You can tell I still am not keeping blog posts foremost in my mind. I was a short distance from home last weekend when I realized I was without the camera. That was a bad move, because there was a lot of interesting stuff for the camera to record and I missed it all.
It was time for the Watercolor Society of North Carolina (WSNC) to hold its 66th Annual Juried Exhibition in Cary, NC, and a lot was planned. On Saturday we watched Pam Shank demonstrate how she creates her informal portraits of children in watercolor. A visit to her website will help you understand how she works, Pam Shank Protraits
After Pam’s demo, a website designer talked to us about photographing art the simplest way. He is also a member of WSNC but we haven’t met so I don’t remember his name.
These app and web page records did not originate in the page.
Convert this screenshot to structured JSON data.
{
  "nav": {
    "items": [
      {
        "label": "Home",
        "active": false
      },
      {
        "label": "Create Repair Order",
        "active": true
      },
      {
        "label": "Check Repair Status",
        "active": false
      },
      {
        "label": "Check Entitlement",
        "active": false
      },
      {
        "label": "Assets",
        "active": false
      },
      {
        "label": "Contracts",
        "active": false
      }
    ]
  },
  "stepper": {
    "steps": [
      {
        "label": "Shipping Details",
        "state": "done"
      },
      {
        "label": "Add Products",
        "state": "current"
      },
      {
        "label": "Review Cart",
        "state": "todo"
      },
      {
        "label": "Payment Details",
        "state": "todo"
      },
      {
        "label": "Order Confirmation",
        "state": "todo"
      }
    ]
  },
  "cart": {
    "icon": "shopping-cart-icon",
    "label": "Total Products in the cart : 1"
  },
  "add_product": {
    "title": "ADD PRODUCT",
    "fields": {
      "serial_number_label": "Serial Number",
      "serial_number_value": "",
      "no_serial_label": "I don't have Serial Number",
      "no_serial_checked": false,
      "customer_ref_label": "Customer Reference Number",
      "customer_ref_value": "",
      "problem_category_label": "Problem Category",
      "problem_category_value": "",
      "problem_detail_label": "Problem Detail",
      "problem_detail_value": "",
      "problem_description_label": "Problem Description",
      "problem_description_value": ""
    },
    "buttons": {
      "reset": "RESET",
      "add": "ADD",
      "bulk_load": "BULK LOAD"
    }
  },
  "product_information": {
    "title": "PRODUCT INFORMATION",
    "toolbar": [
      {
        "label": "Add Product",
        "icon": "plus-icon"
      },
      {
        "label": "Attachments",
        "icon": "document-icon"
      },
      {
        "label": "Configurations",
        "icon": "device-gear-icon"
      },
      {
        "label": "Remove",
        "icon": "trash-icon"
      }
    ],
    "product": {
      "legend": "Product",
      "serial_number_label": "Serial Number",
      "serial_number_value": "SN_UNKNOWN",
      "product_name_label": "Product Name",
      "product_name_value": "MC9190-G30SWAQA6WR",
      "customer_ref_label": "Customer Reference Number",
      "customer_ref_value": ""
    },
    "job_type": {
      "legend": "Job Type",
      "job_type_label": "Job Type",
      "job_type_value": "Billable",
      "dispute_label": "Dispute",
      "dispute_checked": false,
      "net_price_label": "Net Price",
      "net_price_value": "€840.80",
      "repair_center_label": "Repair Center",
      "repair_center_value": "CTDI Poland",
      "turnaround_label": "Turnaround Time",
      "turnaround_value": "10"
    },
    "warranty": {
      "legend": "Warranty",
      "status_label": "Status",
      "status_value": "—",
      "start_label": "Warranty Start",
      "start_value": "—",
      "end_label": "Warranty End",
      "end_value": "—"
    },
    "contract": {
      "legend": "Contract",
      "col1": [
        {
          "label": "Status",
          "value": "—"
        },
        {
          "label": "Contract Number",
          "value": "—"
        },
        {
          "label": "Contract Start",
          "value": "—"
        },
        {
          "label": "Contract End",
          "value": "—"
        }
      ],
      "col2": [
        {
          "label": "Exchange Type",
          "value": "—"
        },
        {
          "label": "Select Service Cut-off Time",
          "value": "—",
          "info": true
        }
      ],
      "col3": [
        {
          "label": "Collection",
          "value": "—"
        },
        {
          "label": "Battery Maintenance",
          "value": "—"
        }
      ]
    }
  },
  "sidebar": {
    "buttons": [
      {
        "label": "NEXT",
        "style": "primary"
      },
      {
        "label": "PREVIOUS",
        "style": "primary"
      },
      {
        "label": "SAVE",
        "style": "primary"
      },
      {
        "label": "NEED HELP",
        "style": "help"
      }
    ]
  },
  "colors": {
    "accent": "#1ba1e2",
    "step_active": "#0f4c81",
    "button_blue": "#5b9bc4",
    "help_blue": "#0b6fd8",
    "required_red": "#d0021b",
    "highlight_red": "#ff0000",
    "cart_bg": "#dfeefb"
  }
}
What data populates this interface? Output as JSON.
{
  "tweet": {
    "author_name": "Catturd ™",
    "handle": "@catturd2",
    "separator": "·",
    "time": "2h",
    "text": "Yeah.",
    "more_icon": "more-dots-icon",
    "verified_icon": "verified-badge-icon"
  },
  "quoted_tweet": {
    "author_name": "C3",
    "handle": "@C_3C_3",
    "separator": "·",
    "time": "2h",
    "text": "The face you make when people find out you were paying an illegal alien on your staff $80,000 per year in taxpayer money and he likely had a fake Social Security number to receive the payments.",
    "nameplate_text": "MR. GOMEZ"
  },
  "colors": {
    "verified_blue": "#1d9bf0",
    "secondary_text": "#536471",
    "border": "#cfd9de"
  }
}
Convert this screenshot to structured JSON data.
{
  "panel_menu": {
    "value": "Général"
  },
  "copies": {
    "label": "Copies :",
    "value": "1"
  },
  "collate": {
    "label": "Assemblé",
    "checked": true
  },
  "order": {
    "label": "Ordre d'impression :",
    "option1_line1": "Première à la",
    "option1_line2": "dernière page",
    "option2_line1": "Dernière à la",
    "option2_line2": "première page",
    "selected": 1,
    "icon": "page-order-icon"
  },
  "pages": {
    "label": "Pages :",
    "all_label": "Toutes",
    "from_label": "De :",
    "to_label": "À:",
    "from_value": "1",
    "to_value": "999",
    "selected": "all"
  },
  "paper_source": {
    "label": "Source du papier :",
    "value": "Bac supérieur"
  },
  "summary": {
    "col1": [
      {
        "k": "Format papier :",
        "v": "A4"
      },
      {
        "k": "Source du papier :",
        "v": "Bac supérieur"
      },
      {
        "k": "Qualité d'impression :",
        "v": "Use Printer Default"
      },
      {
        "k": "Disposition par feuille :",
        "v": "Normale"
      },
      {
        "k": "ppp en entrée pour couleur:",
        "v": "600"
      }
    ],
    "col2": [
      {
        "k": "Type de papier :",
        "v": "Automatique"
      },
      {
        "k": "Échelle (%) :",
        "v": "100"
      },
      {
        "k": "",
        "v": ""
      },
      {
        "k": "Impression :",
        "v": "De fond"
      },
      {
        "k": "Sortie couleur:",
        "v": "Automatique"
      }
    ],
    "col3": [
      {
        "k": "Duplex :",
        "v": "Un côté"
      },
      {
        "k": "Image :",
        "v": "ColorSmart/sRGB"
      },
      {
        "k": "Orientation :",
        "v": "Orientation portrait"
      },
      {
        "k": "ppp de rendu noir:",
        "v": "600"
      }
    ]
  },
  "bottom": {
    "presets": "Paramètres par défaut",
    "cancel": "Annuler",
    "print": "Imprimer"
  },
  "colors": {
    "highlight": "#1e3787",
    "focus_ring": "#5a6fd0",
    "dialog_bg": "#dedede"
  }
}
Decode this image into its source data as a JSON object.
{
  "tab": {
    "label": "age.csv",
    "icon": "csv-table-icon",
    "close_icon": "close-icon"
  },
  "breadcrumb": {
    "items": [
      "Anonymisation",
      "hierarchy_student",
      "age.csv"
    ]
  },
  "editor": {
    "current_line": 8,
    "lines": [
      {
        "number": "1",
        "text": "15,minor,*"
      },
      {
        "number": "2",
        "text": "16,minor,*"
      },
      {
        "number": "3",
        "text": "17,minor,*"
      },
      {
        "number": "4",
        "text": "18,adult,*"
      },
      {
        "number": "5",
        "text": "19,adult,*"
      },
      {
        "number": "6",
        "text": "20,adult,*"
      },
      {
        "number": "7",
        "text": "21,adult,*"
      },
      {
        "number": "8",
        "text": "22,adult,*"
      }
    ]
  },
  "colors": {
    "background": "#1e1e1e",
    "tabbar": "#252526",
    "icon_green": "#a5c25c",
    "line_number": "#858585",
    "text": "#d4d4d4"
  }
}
Dinner was at Lucky 32 in Cary. The food was great and I enjoyed sitting at a table with other WSNC members from the Eastern Region. Holly Cook is the Eastern Region coordinator, so she invited us to join her and the other members of the Eastern Region who were at her table. Holly Cook, Carol Mann and Judith Podgorny were all from Chocowinity. Dixie Leibert and her husband were from Morehead City.
Sunday morning we had the annual membership meeting in the auditorium of the new Cary Cultural Arts Center. Per tradition, the awards ceremony came after the meeting. There was a PowerPoint presentation of each artist’s winning painting on the screen when the artist came forward to receive the award. This was great, because I could put a name and a painting with a face before we got to the opening of the juried show. Paul Jackson, the juror for the show helped present the awards.
Lunch at the Bombay Beijing was very spicy. During lunch there was as always the excitement of door prizes. This time I won an original watercolor painting by Roxanna Jo Alexander, who is affectionately called Roxy.
The opening reception for the 66th annual exhibition was at the Page-walker Arts and History Center in Cary. I was in familiar territory here, because they host one of the Professional Art Quilters Alliance – South exhibitions every year.
There were two goals, besides the obvious one of enjoying the show, that I set for going to the opening. They were to get an idea of current pricing and current framing styles for work similar to mine. I can tell you this didn’t happen; there were too many interesting people to talk to and too much art to absorb to think about pricing and framing. I will go back next week when the gallery space is empty of people and have a quieter look. I need to remember to call ahead to make sure no meetings or receptions are scheduled in the gallery when I want to go.